Talk:Brick and mortar
|WikiProject Business||(Rated C-class, Mid-importance)|
|WikiProject Retailing||(Rated C-class, High-importance)|
Brick(s) and mortar is more than just a business term.
Brick(s) and mortar is more than a business term. As I have written in the summary, it can simply refer to a physical presence, without any connection to business. Following that, more specifically, the term then has a wider usage to delineate a difference between an online business and physical one. Hence the main term to be used is brick and mortar (I have picked at random the US variant, and linked the more common UK bricks and mortar accordingly — math vs maths!). --Jimthing (talk) 00:09, 5 September 2011 (UTC)
Not the same as "High Street" shops

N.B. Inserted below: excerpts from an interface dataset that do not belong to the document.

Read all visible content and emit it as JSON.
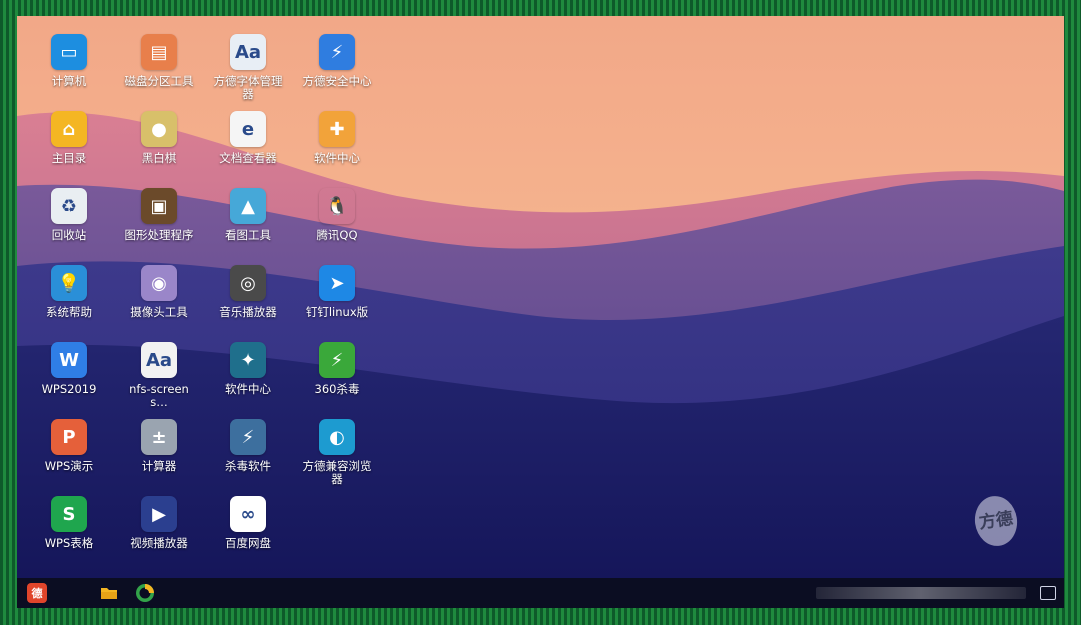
{
  "desktop": {
    "icons": [
      {
        "name": "computer-icon",
        "label": "计算机",
        "glyph": "▭",
        "bg": "#1d8ee0"
      },
      {
        "name": "home-folder-icon",
        "label": "主目录",
        "glyph": "⌂",
        "bg": "#f4b623"
      },
      {
        "name": "recycle-bin-icon",
        "label": "回收站",
        "glyph": "♻",
        "bg": "#e9eef2"
      },
      {
        "name": "help-bulb-icon",
        "label": "系统帮助",
        "glyph": "💡",
        "bg": "#2a8fd8"
      },
      {
        "name": "wps-writer-icon",
        "label": "WPS2019",
        "glyph": "W",
        "bg": "#2f7ee6"
      },
      {
        "name": "wps-presentation-icon",
        "label": "WPS演示",
        "glyph": "P",
        "bg": "#e5603a"
      },
      {
        "name": "wps-spreadsheet-icon",
        "label": "WPS表格",
        "glyph": "S",
        "bg": "#1fa64e"
      },
      {
        "name": "disk-partition-icon",
        "label": "磁盘分区工具",
        "glyph": "▤",
        "bg": "#e87f4b"
      },
      {
        "name": "go-game-icon",
        "label": "黑白棋",
        "glyph": "●",
        "bg": "#d8c06a"
      },
      {
        "name": "image-editor-icon",
        "label": "图形处理程序",
        "glyph": "▣",
        "bg": "#6b4a2a"
      },
      {
        "name": "camera-tool-icon",
        "label": "摄像头工具",
        "glyph": "◉",
        "bg": "#9a86c9"
      },
      {
        "name": "screenshot-tool-icon",
        "label": "nfs-screens…",
        "glyph": "Aa",
        "bg": "#f2f2f2"
      },
      {
        "name": "calculator-icon",
        "label": "计算器",
        "glyph": "±",
        "bg": "#9aa4b0"
      },
      {
        "name": "video-player-icon",
        "label": "视频播放器",
        "glyph": "▶",
        "bg": "#2b3f8f"
      },
      {
        "name": "font-manager-icon",
        "label": "方德字体管理器",
        "glyph": "Aa",
        "bg": "#e8eef5"
      },
      {
        "name": "document-viewer-icon",
        "label": "文档查看器",
        "glyph": "e",
        "bg": "#f5f5f5"
      },
      {
        "name": "image-viewer-icon",
        "label": "看图工具",
        "glyph": "▲",
        "bg": "#46a8d8"
      },
      {
        "name": "music-player-icon",
        "label": "音乐播放器",
        "glyph": "◎",
        "bg": "#4a4a4a"
      },
      {
        "name": "software-center-icon",
        "label": "软件中心",
        "glyph": "✦",
        "bg": "#1f6f8c"
      },
      {
        "name": "antivirus-icon",
        "label": "杀毒软件",
        "glyph": "⚡",
        "bg": "#3d6f9e"
      },
      {
        "name": "baidu-netdisk-icon",
        "label": "百度网盘",
        "glyph": "∞",
        "bg": "#ffffff"
      },
      {
        "name": "security-center-icon",
        "label": "方德安全中心",
        "glyph": "⚡",
        "bg": "#2f7de0"
      },
      {
        "name": "software-store-icon",
        "label": "软件中心",
        "glyph": "✚",
        "bg": "#f2a33a"
      },
      {
        "name": "qq-icon",
        "label": "腾讯QQ",
        "glyph": "🐧",
        "bg": "transparent"
      },
      {
        "name": "dingtalk-icon",
        "label": "钉钉linux版",
        "glyph": "➤",
        "bg": "#1e88e5"
      },
      {
        "name": "360-antivirus-icon",
        "label": "360杀毒",
        "glyph": "⚡",
        "bg": "#3aa83a"
      },
      {
        "name": "browser-icon",
        "label": "方德兼容浏览器",
        "glyph": "◐",
        "bg": "#1d9bd0"
      }
    ]
  },
  "watermark": {
    "text": "方德"
  },
  "taskbar": {
    "start_glyph": "德",
    "colors": {
      "start": "#e0452b",
      "files": "#f4b623",
      "browser": "#33a34a"
    }
  }
}
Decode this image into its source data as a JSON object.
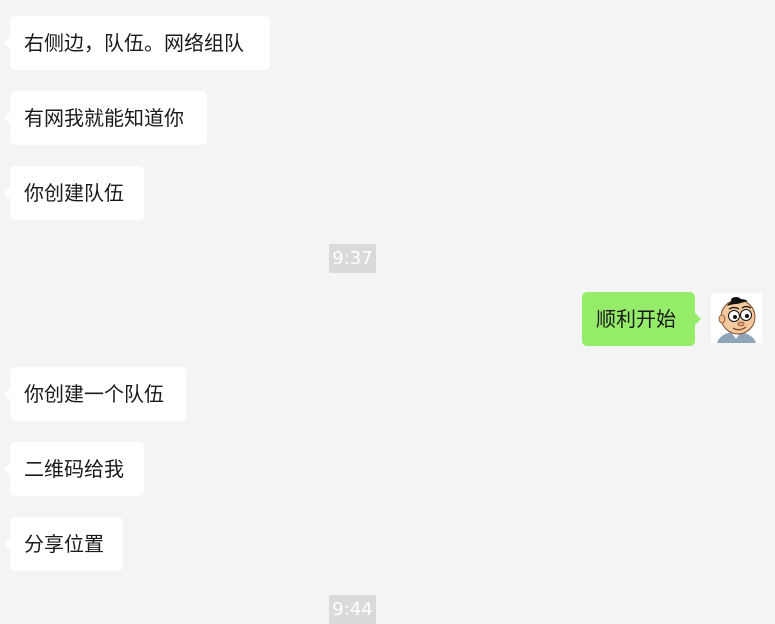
{
  "chat": {
    "messages_group_1": [
      {
        "text": "右侧边，队伍。网络组队"
      },
      {
        "text": "有网我就能知道你"
      },
      {
        "text": "你创建队伍"
      }
    ],
    "timestamp_1": "9:37",
    "sent_message": {
      "text": "顺利开始"
    },
    "messages_group_2": [
      {
        "text": "你创建一个队伍"
      },
      {
        "text": "二维码给我"
      },
      {
        "text": "分享位置"
      }
    ],
    "timestamp_2": "9:44"
  },
  "colors": {
    "background": "#f4f4f4",
    "incoming_bubble": "#ffffff",
    "outgoing_bubble": "#95ec69",
    "timestamp_bg": "#dadada",
    "text": "#1a1a1a"
  },
  "icons": {
    "avatar": "cartoon-face-avatar-icon"
  }
}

I think the comparison to High Street shops is wrong. The US equivalent of High Street is Main Street. It refers to the same idea; small retailers usually located in a town, in contrast with larger "big-box" stores often located in suburban shopping centers/centres. I'm going to remove that paragraph based on my understanding of the terms. Paulc206 (talk) 07:12, 3 November 2011 (UTC)
I added a bit to this due to the fact that there were "order by mail" businesses that had no storefronts or "physical presence" for decades before there was an Internet. Sears Roebuck, for example, had only a limited, customer-accessible brick and mortar presence when its catalog business was at its height; unless you lived in Chicago it was not a brick and mortar entity - you ordered everything from them via catalog. 126.96.36.199 (talk) 19:08, 26 November 2011 (UTC)
Should this be qualified / disambiguated?
'bricks and mortar' could mean literally 'bricks and mortar' (construction technique). I've also heard it refer to residential property as an investment (i.e. "the best place for your money is bricks and mortar - i.e. a house ). Combined with notes above, thats 3-4 potential meanings. I think it's a big mistake to have such a generic phrase used as a page title for one specific meaning.